A Cambridge Christmas Carol

Bah! Humbug!

bridgemas Cambridge cantabs carol Christmas dangerspoons scrooge

As Charles Dickens may or may not have opened his festive 1843 novella: “optimism was dead: to begin with.”

It’s hard not to feel crushingly disillusioned at the end of a Cambridge term. You’re chronically overworked despite having done the barest minimum, liver disease is an alarmingly real possibility, and on the third day of Bridgemas your library gave to you – not three French hens, but a three-figure fine.

My chances of a 2.1 are as dead as a door-nail if my supervision report is anything to go by.

There’s more festive cheer to be found in a morgue that in your average post-Michaelmas Cantab, and as I sat down for my annual re-read of Charles Dickens’s A Christmas Carol (or you know, watched the film version done by the Muppets – if studying English has taught me anything, it’s that I actually hate reading), I found myself identifying more and more with the twisted twat that is Scrooge.

Tfw you see a Victorian orphan cry.

Maybe it’s because the amount of work I have to do during this so-called ‘season of goodwill’ makes me strongly in favour of the idea that “every idiot who goes about with ‘Merry Christmas’ on his lips should be boiled with his own pudding, and buried with a stake of holly through his heart.” (Has Scrooge ever considered writing for the Tab?)

Or maybe it’s just because a scene in the 1970 film adaptation, where Scrooge flies through a sky which is teeming with the spirits of the tormented undead, reminds me so strongly of the Dangerspoons dance-floor.

I’m pretty sure this chap once bought me a drink.

Either way, Christmas and New Year are times for reflection, introspection and resolution.
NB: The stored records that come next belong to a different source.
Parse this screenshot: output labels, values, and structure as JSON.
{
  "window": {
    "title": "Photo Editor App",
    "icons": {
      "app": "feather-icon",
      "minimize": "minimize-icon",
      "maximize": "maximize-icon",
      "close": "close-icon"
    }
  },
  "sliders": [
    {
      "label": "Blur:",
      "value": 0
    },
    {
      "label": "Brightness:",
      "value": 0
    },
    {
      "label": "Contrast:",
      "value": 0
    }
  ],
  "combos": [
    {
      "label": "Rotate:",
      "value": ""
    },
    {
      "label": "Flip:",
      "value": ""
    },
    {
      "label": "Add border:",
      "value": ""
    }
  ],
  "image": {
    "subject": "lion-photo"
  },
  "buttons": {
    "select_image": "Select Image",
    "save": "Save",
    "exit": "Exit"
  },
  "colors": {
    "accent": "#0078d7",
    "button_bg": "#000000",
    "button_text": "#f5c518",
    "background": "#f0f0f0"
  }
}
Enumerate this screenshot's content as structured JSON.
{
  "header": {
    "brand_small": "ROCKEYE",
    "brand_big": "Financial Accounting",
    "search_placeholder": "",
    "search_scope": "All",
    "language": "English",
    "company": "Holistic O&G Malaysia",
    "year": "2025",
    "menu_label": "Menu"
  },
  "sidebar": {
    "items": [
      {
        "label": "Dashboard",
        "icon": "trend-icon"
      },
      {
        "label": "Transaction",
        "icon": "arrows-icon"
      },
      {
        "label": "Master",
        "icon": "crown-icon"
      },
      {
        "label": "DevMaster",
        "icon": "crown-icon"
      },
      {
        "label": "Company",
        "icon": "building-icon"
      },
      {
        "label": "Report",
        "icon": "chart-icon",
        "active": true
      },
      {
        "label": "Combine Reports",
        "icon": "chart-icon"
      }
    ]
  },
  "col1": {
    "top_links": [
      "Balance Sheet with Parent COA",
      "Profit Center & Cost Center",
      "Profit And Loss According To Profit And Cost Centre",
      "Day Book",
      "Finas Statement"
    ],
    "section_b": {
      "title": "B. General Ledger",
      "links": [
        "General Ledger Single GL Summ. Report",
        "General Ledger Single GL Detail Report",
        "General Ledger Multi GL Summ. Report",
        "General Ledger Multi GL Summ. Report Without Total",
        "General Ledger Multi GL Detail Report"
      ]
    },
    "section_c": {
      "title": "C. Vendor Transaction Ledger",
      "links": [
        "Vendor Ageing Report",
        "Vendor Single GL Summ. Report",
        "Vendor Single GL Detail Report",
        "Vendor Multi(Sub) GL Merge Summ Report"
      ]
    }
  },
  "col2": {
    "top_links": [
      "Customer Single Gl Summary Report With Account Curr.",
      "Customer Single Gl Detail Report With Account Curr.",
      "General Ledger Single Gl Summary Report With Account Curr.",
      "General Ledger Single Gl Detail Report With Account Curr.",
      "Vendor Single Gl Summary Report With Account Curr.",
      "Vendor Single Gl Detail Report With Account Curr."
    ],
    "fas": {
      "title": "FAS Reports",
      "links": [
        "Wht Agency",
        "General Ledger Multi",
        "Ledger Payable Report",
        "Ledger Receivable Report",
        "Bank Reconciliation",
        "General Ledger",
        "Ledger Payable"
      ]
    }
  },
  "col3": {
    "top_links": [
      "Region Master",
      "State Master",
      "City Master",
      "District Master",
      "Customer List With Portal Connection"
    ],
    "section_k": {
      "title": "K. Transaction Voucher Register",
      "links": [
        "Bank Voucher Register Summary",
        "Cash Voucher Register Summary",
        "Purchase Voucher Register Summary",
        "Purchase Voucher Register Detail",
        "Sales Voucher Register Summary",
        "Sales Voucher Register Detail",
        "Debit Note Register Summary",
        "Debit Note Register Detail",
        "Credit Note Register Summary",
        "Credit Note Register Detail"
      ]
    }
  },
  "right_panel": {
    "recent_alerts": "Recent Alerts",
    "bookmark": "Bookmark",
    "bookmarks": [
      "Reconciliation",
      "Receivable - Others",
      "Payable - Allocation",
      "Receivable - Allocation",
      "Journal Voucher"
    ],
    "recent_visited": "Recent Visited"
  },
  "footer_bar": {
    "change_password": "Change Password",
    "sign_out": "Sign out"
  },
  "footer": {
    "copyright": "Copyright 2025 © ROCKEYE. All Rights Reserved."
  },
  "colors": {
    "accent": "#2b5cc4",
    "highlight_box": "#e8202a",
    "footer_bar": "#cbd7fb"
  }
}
Much as the Ghosts of Christmas Past, Present and Future persuade Scrooge to change his wankerish ways, the Christmas holidays are a chance for us to acquaint ourselves with our very own festive spirits – and I don’t mean the bottle of vodka you down on NYE. After all, a little constructive haunting never did anyone any harm.

The Ghost of Cambridge Past

The Ghost of Christmas Past, a gentle spirit wearing a dress trimmed with flowers, takes Scrooge by the hand to go back in time and observe his younger self. The Ghost of Cambridge Past has exactly the same agenda, only with none of the reassuring hand-holding: “Remember that time you were sick down yourself at pres? Or the time you spent £60 on jägerbombs in one night? How about the time you slept through your supervision, and then slept through the one you rescheduled for the next day too? Or hey, what about that time you went to a lecture? No wait, I don’t remember that either, because you don’t go to lectures, do you?”

It’s safe to say that if the Ghost of Cambridge Past weren’t already dead, I’d definitely have strangled him with that flower garland by now.

“Did you hear the one about the Cantab who faceplanted in the middle of Cindies? Of course you did, because it was YOU.”

The Ghost of Cambridge Present

A jovial and red-faced spirit, the Ghost of Christmas Present shows Scrooge just how much festive cheer he’s missing out on by opting to mould away in his mansion. The Ghost of Cambridge Present, meanwhile, likes to remind you how hard all your friends are working over the holidays. While your current idea of a productive day is putting on leggings and a sweatshirt instead of your pyjamas, other people are out there actually doing things – earning money, writing essays, blitzing reading lists. The very notion.

“If I obscure my face with an impractical amount of hair, nobody will see that I’m constantly crying.”

The Ghost of Cambridge Future

The dénouement of A Christmas Carol is preceded by a chilling image: Scrooge, newly-awakened to the outcomes of his selfishness, sobs over a vision of his lonely tombstone, before turning to the (really fucking terrifying) Ghost of Christmas Future and begging him for help, promising that he’ll mend his ways and honour Christmas in his heart. The Ghost of Cambridge Future is frighteningly similar. Described by Dickens as being “shrouded in a deep black garment, which concealed its head, its face, its form, and left nothing of it visible”, I’m yet to come across a better metaphor for tripos.

Wearing your gown in front of your home friends like

If, like Scrooge, you choose to learn from your mistakes, congratulations! But secretly, I hope your shit is as irreparably untogether as mine – because I’m selfish as fuck, and no number of ghosts is ever likely to change that.